Chris
Title: Re: Goth IOM build
Post by: CJ1 on December 26, 2014, 07:36:39 PM
Again, in Andratx harbour taken by one of the club members.
Title: Re: Goth IOM build
Post by: Chris G on December 27, 2014, 03:52:50 PM
Very impressed with this build and I hope that CJ1 does not object to me attempting to build similar. Having just completed a Aero-Naut yacht kit I think I am ready to have a go at something more challenging.
Some coincidence, I have spent many happy hours in the marina at Port Andratx not sure I would trust a beautiful build on that large expanse of water.
Happy New Year Chris G
Title: Re: Goth IOM build
Post by: CJ1 on December 27, 2014, 05:05:50 PM
Thanks for the comments Chris. One thing I had to bear in mind when I built this boat was that the local guys race on open water here in Mallorca and in quite big seas at time. Early this year, with the Ikon up at Can Picafort yacht club, I got hit by a breaking wave and rolled the boat enough to have the keel bulb out of the water. That focuses the mind when you're building a new boat! But these IOMs are tough little things, so in the relatively sheltered water at Andratx, it copes well. And the organisation and support from the yacht clubs is excellent so we always have a rescue boat provided.
Title: Re: Goth IOM build
Post by: CJ1 on July 02, 2015, 11:31:53 PM
Last race of the season in Mallorca. Down to the last 6 or 7 of us racing as the weather gets hotter.
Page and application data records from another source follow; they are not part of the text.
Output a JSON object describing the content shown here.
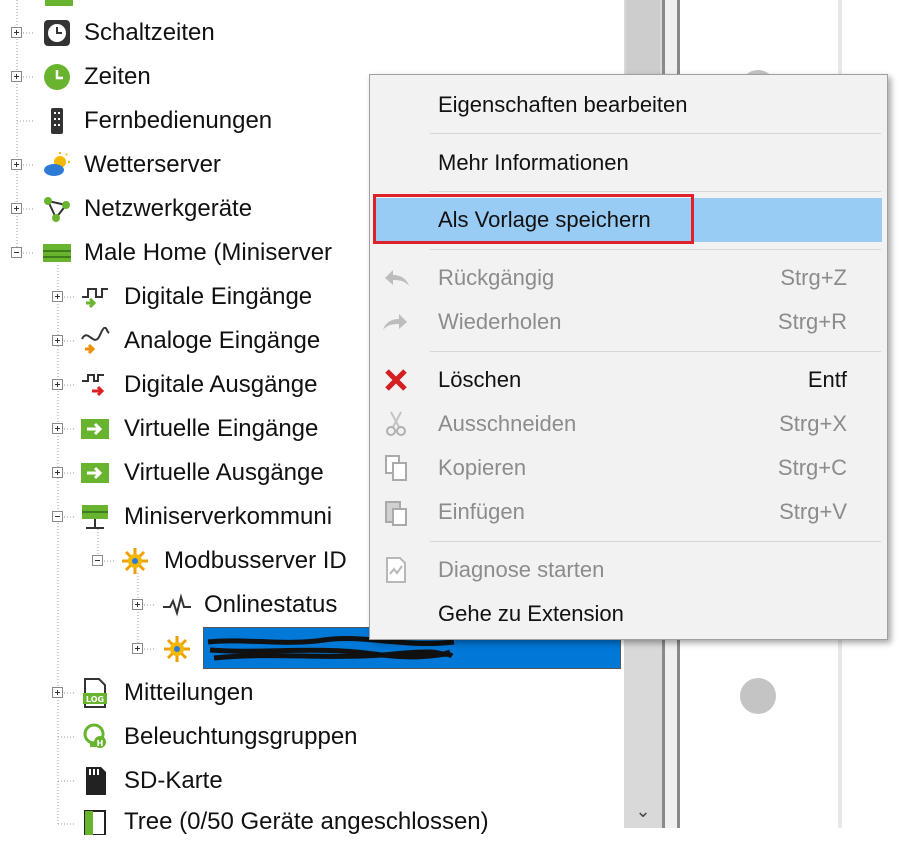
{
  "tree": {
    "items": [
      {
        "label": "Schaltzeiten",
        "icon": "clock-icon",
        "expand": "plus"
      },
      {
        "label": "Zeiten",
        "icon": "green-clock-icon",
        "expand": "plus"
      },
      {
        "label": "Fernbedienungen",
        "icon": "remote-icon",
        "expand": "none"
      },
      {
        "label": "Wetterserver",
        "icon": "weather-icon",
        "expand": "plus"
      },
      {
        "label": "Netzwerkgeräte",
        "icon": "network-icon",
        "expand": "plus"
      },
      {
        "label": "Male Home (Miniserver",
        "icon": "miniserver-icon",
        "expand": "minus"
      },
      {
        "label": "Digitale Eingänge",
        "icon": "digital-input-icon",
        "expand": "plus"
      },
      {
        "label": "Analoge Eingänge",
        "icon": "analog-input-icon",
        "expand": "plus"
      },
      {
        "label": "Digitale Ausgänge",
        "icon": "digital-output-icon",
        "expand": "plus"
      },
      {
        "label": "Virtuelle Eingänge",
        "icon": "virtual-input-icon",
        "expand": "plus"
      },
      {
        "label": "Virtuelle Ausgänge",
        "icon": "virtual-output-icon",
        "expand": "plus"
      },
      {
        "label": "Miniserverkommuni",
        "icon": "network-device-icon",
        "expand": "minus"
      },
      {
        "label": "Modbusserver ID",
        "icon": "modbus-icon",
        "expand": "minus"
      },
      {
        "label": "Onlinestatus",
        "icon": "pulse-icon",
        "expand": "plus"
      },
      {
        "label": "",
        "icon": "modbus-icon",
        "expand": "plus",
        "selected": true
      },
      {
        "label": "Mitteilungen",
        "icon": "log-icon",
        "expand": "plus"
      },
      {
        "label": "Beleuchtungsgruppen",
        "icon": "light-group-icon",
        "expand": "none"
      },
      {
        "label": "SD-Karte",
        "icon": "sd-card-icon",
        "expand": "none"
      },
      {
        "label": "Tree  (0/50 Geräte angeschlossen)",
        "icon": "tree-icon",
        "expand": "none"
      }
    ]
  },
  "context_menu": {
    "items": [
      {
        "label": "Eigenschaften bearbeiten",
        "shortcut": "",
        "icon": "",
        "disabled": false
      },
      {
        "label": "Mehr Informationen",
        "shortcut": "",
        "icon": "",
        "disabled": false
      },
      {
        "label": "Als Vorlage speichern",
        "shortcut": "",
        "icon": "",
        "disabled": false,
        "highlighted": true
      },
      {
        "label": "Rückgängig",
        "shortcut": "Strg+Z",
        "icon": "undo-icon",
        "disabled": true
      },
      {
        "label": "Wiederholen",
        "shortcut": "Strg+R",
        "icon": "redo-icon",
        "disabled": true
      },
      {
        "label": "Löschen",
        "shortcut": "Entf",
        "icon": "delete-icon",
        "disabled": false
      },
      {
        "label": "Ausschneiden",
        "shortcut": "Strg+X",
        "icon": "cut-icon",
        "disabled": true
      },
      {
        "label": "Kopieren",
        "shortcut": "Strg+C",
        "icon": "copy-icon",
        "disabled": true
      },
      {
        "label": "Einfügen",
        "shortcut": "Strg+V",
        "icon": "paste-icon",
        "disabled": true
      },
      {
        "label": "Diagnose starten",
        "shortcut": "",
        "icon": "diagnose-icon",
        "disabled": true
      },
      {
        "label": "Gehe zu Extension",
        "shortcut": "",
        "icon": "",
        "disabled": false
      }
    ]
  },
  "colors": {
    "highlight": "#99ccf5",
    "selection": "#0078d7",
    "annotation_box": "#e0202a",
    "loxone_green": "#69b42e"
  }
}
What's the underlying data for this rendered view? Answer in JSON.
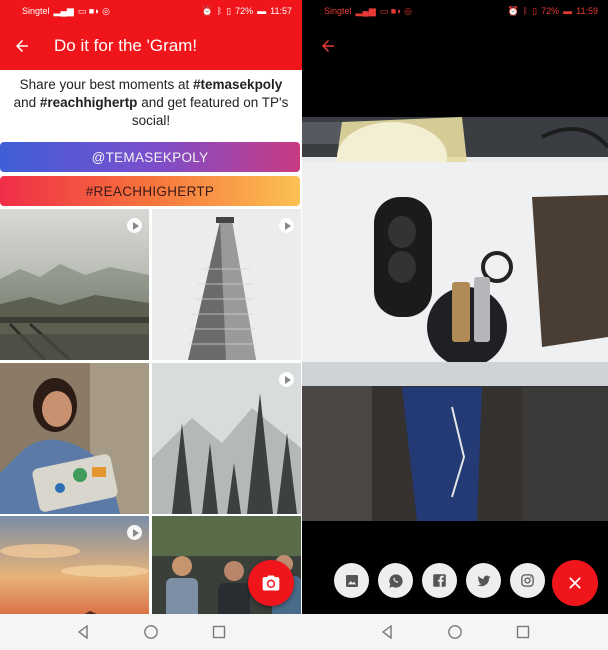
{
  "left_screen": {
    "status": {
      "carrier": "Singtel",
      "battery": "72%",
      "time": "11:57"
    },
    "appbar": {
      "title": "Do it for the 'Gram!"
    },
    "intro": {
      "part1": "Share your best moments at ",
      "hashtag1": "#temasekpoly",
      "part2": " and ",
      "hashtag2": "#reachhighertp",
      "part3": " and get featured on TP's social!"
    },
    "tag_buttons": [
      {
        "label": "@TEMASEKPOLY"
      },
      {
        "label": "#REACHHIGHERTP"
      }
    ],
    "grid": [
      {
        "icon": "misty-forest-photo",
        "video": true
      },
      {
        "icon": "flatiron-building-photo",
        "video": true
      },
      {
        "icon": "student-with-laptop-photo",
        "video": false
      },
      {
        "icon": "snowy-pines-photo",
        "video": true
      },
      {
        "icon": "sunset-clouds-photo",
        "video": true
      },
      {
        "icon": "panel-discussion-photo",
        "video": false
      }
    ],
    "camera_fab": {
      "icon": "camera-icon"
    }
  },
  "right_screen": {
    "status": {
      "carrier": "Singtel",
      "battery": "72%",
      "time": "11:59"
    },
    "photo": {
      "icon": "earbuds-and-keys-photo"
    },
    "share_buttons": [
      {
        "icon": "gallery-icon"
      },
      {
        "icon": "whatsapp-icon"
      },
      {
        "icon": "facebook-icon"
      },
      {
        "icon": "twitter-icon"
      },
      {
        "icon": "instagram-icon"
      }
    ],
    "close_fab": {
      "icon": "close-icon"
    }
  },
  "colors": {
    "accent": "#f0141b"
  }
}
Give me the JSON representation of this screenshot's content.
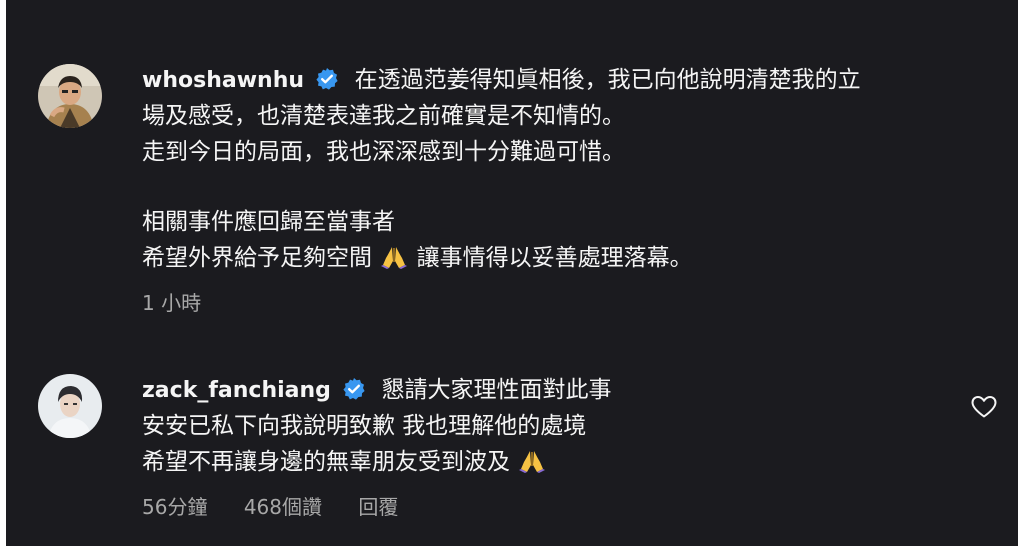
{
  "comments": [
    {
      "username": "whoshawnhu",
      "verified": true,
      "line1": "在透過范姜得知眞相後，我已向他說明清楚我的立",
      "line2": "場及感受，也清楚表達我之前確實是不知情的。",
      "line3": "走到今日的局面，我也深深感到十分難過可惜。",
      "line4": "相關事件應回歸至當事者",
      "line5_before": "希望外界給予足夠空間",
      "line5_emoji": "folded-hands-icon",
      "line5_after": "讓事情得以妥善處理落幕。",
      "time": "1 小時"
    },
    {
      "username": "zack_fanchiang",
      "verified": true,
      "line1": "懇請大家理性面對此事",
      "line2": "安安已私下向我說明致歉 我也理解他的處境",
      "line3_before": "希望不再讓身邊的無辜朋友受到波及",
      "line3_emoji": "folded-hands-icon",
      "time": "56分鐘",
      "likes": "468個讚",
      "reply": "回覆"
    }
  ],
  "colors": {
    "background": "#1b1b1f",
    "text": "#f5f5f5",
    "meta": "#a8a8a8",
    "verified": "#3897f0"
  }
}
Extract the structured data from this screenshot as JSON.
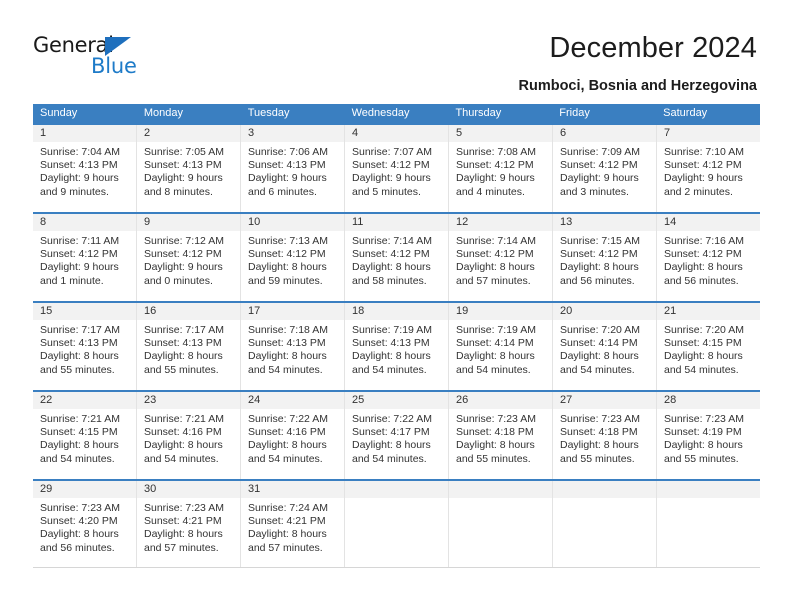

My Goth is ESP 25. Still dry inside and slowly getting faster.


https://youtu.be/eD8YtHYMLKs (https://youtu.be/eD8YtHYMLKs)


(you can change the setting to 720HD)


Chris